Work to complete: Each line of the entries below that includes "file" belongs in your answer.

Dataset rows describing interfaces:
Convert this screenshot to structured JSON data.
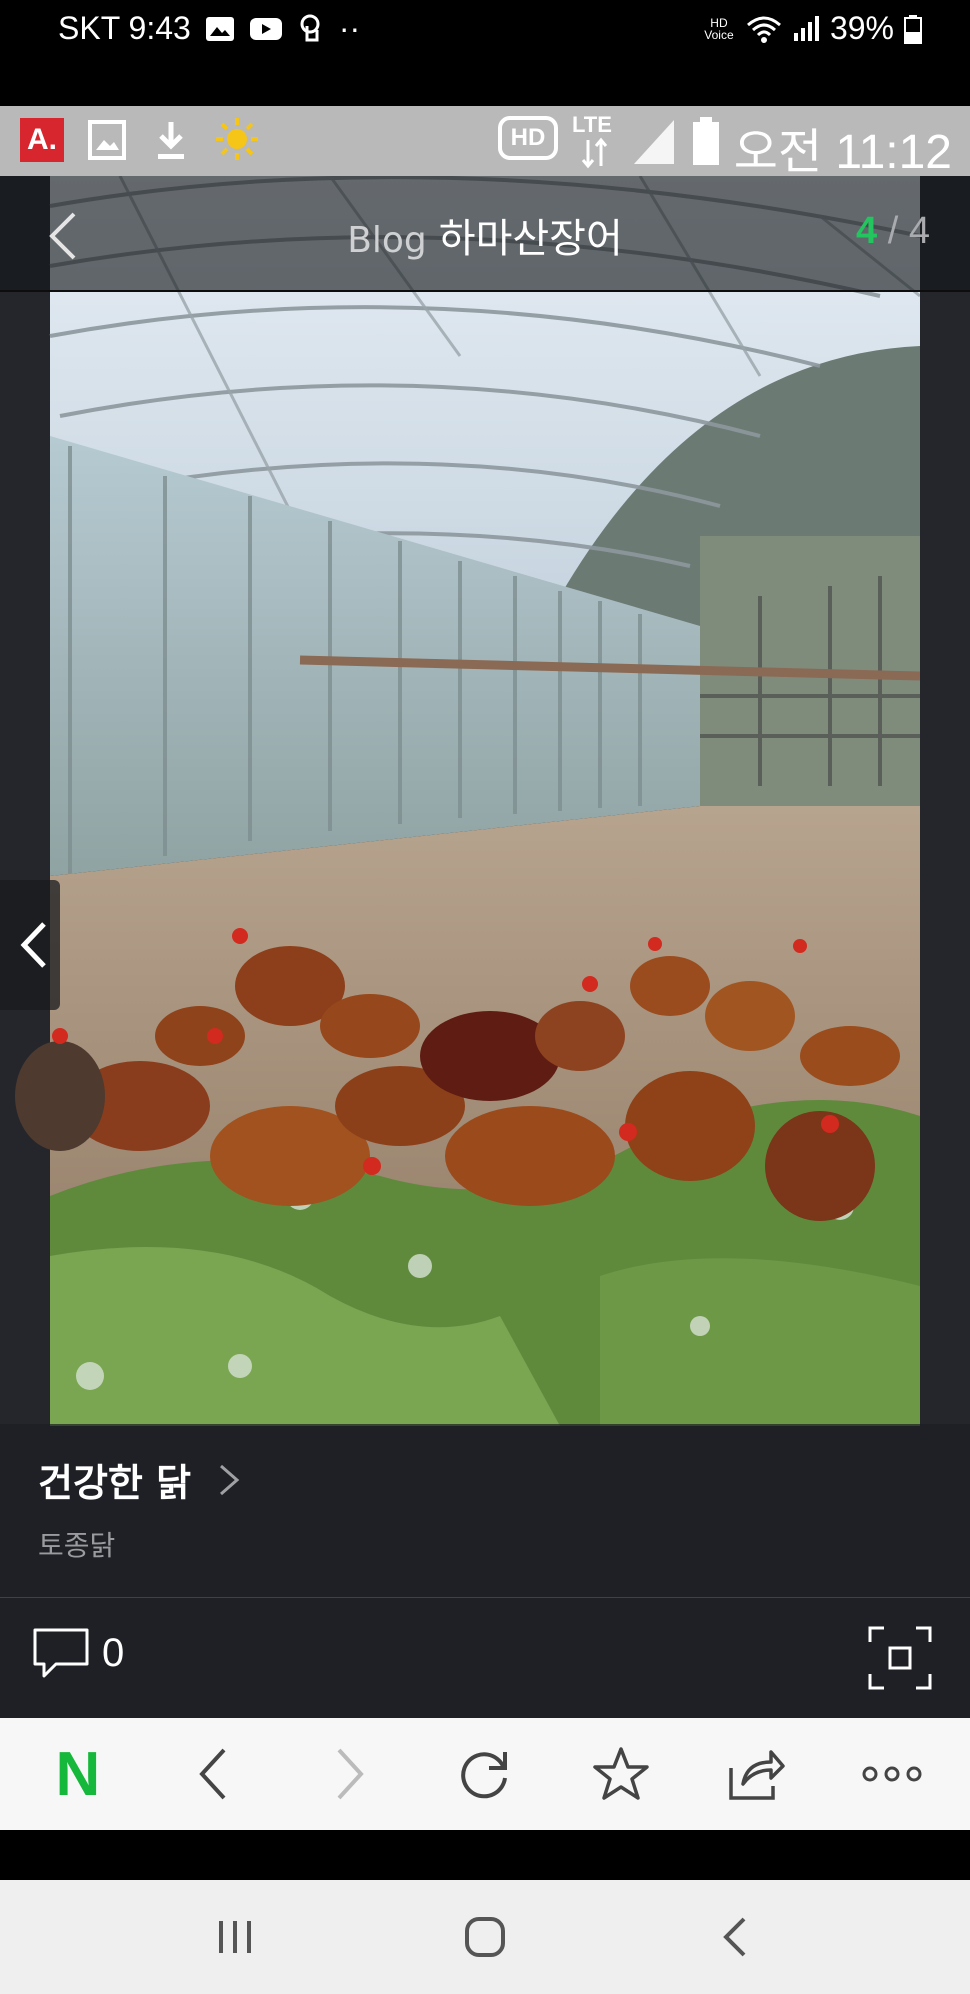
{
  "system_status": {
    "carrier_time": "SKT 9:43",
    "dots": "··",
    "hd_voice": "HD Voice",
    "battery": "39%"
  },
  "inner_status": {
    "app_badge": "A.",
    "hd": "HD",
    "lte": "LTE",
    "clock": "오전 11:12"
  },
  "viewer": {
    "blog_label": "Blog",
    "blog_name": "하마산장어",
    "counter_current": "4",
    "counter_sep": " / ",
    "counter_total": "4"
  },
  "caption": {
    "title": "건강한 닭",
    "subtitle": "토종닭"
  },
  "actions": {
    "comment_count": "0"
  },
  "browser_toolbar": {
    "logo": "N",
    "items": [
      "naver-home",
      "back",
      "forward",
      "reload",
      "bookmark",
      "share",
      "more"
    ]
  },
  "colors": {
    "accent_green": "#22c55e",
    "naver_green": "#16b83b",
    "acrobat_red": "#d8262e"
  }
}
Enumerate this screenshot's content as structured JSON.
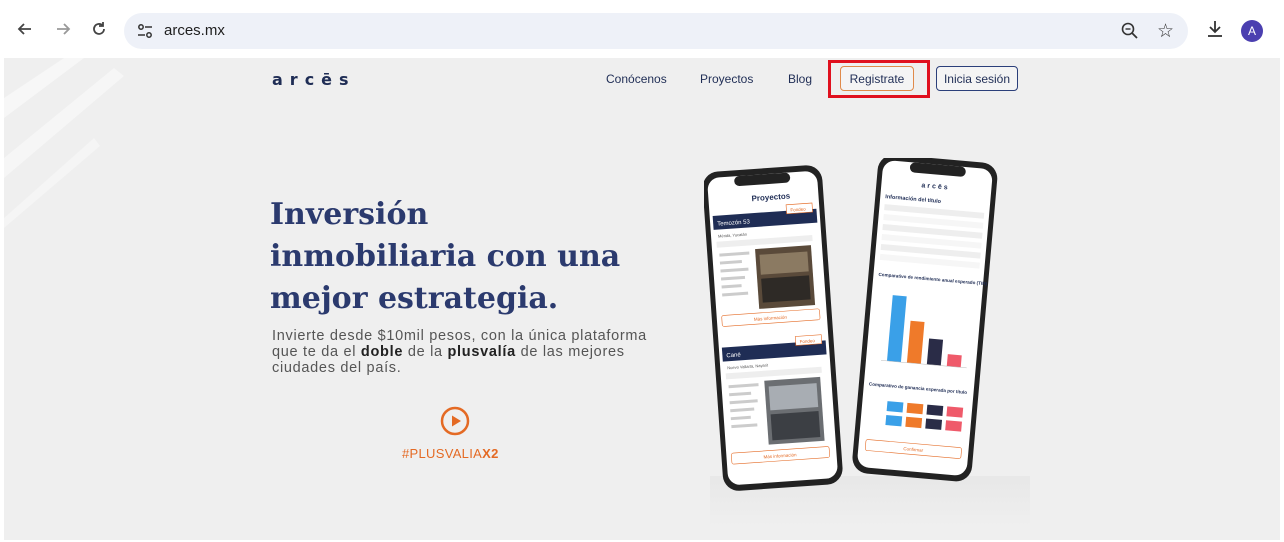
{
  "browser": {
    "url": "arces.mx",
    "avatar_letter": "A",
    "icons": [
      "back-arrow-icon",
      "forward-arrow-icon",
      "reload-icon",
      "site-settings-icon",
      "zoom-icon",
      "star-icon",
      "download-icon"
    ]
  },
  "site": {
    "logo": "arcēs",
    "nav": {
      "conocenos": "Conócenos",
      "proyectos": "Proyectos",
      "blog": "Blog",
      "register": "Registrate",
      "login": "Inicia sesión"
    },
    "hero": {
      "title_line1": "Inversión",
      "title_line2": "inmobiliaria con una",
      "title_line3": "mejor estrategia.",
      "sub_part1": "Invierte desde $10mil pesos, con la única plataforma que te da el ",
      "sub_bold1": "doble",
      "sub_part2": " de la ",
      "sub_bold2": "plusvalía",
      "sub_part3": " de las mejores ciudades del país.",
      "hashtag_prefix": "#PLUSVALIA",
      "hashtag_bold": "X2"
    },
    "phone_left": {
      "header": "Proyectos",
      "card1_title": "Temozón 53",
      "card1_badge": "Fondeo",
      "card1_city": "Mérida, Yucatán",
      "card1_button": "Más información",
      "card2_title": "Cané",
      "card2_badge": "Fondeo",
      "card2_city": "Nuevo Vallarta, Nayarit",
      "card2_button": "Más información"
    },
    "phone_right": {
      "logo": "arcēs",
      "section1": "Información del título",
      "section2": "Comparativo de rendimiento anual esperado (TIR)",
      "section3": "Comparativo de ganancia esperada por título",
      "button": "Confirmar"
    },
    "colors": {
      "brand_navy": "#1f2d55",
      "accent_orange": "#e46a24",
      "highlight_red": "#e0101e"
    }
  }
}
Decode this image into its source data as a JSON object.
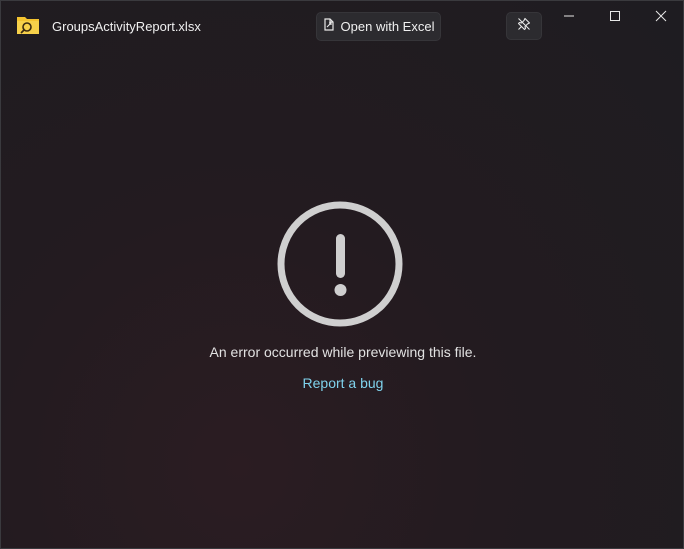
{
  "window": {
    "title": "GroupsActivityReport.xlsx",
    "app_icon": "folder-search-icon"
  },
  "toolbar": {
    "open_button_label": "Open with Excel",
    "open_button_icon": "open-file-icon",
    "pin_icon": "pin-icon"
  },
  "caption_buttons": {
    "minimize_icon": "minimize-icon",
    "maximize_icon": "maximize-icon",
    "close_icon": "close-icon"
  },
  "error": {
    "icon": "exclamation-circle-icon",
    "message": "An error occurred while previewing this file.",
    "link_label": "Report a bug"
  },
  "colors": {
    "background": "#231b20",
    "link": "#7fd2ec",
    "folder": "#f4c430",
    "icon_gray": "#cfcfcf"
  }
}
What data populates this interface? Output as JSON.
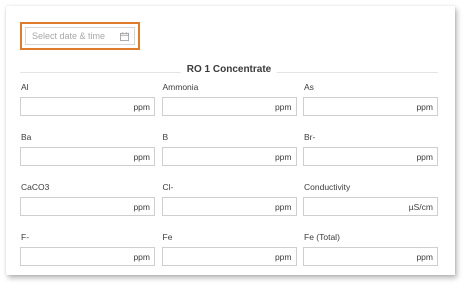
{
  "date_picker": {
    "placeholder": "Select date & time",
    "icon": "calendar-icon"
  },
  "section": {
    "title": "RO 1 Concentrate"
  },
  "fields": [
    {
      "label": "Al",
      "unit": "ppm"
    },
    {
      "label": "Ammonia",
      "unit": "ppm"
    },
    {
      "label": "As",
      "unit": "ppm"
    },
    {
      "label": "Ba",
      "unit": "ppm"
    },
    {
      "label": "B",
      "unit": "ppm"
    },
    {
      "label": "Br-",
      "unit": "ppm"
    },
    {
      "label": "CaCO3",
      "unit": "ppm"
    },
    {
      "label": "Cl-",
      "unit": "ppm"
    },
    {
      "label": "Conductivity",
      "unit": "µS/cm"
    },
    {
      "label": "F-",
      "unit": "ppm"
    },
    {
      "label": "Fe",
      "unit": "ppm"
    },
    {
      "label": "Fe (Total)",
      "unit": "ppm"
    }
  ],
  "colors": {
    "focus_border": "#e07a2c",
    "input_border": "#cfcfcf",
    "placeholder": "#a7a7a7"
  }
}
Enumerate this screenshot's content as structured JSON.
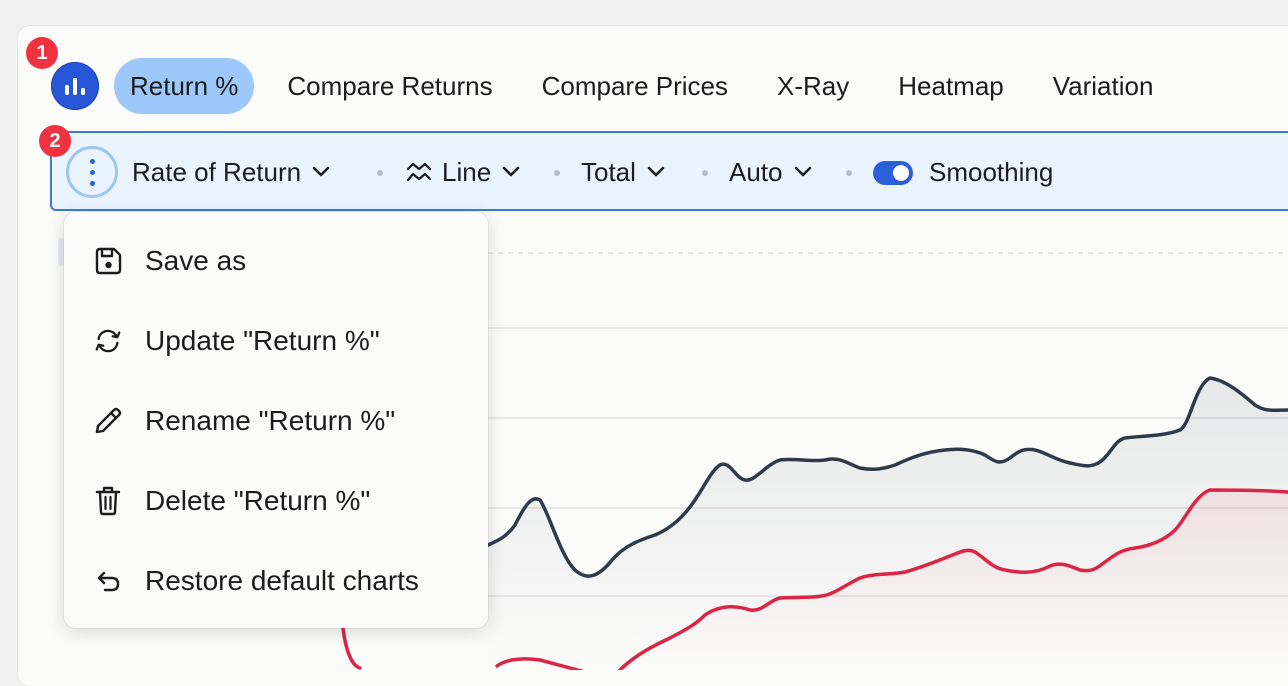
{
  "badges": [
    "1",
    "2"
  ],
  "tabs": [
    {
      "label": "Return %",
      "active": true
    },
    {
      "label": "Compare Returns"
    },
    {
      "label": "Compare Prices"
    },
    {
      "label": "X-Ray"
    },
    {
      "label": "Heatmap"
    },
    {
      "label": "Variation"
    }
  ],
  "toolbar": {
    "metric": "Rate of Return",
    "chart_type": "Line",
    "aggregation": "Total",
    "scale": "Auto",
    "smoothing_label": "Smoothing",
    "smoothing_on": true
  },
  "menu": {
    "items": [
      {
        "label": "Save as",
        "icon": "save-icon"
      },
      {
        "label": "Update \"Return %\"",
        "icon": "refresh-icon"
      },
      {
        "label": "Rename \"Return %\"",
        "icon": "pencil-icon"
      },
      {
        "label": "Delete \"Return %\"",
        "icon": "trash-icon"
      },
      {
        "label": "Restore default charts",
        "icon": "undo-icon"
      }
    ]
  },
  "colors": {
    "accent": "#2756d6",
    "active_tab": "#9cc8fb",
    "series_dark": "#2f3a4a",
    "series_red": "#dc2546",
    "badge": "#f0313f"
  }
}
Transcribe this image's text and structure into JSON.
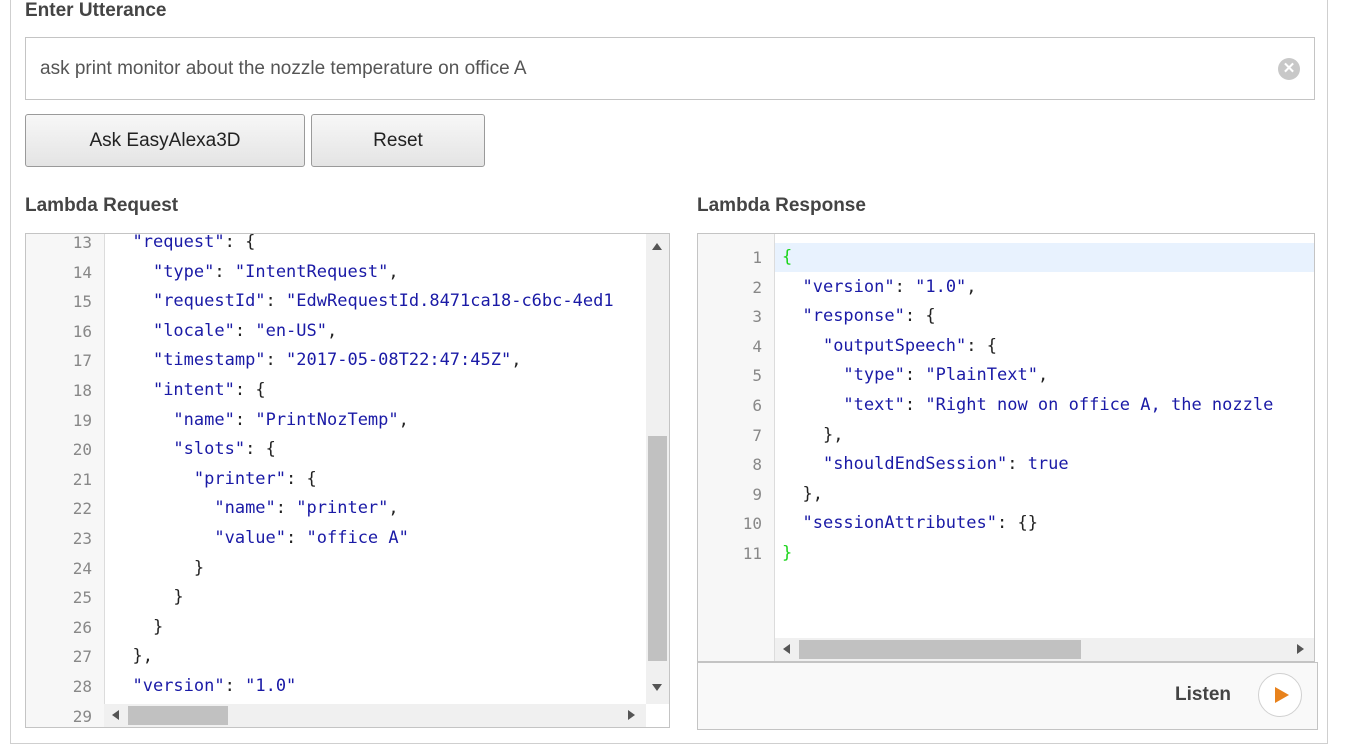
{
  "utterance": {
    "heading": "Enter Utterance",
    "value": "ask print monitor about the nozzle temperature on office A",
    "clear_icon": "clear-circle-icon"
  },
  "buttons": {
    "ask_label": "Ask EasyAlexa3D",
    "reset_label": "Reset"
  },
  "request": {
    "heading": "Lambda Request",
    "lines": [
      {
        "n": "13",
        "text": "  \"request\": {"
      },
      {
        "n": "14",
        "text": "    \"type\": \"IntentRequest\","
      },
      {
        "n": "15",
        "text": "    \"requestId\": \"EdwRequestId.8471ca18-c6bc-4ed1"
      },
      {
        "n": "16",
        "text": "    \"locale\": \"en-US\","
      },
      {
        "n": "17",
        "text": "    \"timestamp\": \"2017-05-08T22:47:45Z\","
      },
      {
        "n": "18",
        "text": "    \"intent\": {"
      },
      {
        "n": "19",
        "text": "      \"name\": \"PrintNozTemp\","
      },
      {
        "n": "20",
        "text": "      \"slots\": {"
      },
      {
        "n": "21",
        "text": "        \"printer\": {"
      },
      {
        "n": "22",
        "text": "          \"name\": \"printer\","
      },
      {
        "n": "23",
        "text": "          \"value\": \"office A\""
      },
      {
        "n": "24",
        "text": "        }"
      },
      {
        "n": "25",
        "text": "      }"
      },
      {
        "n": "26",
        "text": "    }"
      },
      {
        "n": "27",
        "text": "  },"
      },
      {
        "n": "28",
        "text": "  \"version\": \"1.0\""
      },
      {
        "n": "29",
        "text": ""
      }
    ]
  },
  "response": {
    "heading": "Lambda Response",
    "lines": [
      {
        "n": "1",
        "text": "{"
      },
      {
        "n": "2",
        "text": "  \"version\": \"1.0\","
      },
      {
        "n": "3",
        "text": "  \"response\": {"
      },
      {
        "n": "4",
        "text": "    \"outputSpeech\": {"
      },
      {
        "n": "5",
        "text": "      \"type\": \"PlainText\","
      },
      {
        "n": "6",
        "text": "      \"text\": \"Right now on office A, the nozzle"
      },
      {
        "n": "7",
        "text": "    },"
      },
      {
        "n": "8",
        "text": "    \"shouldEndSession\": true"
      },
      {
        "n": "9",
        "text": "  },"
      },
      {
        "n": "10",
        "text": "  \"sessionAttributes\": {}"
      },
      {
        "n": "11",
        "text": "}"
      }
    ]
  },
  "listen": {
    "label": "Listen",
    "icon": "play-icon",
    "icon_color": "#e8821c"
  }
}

Task result:
    "open_button_icon": "open-file-icon",
    "message": "An error occurred while previewing this file.",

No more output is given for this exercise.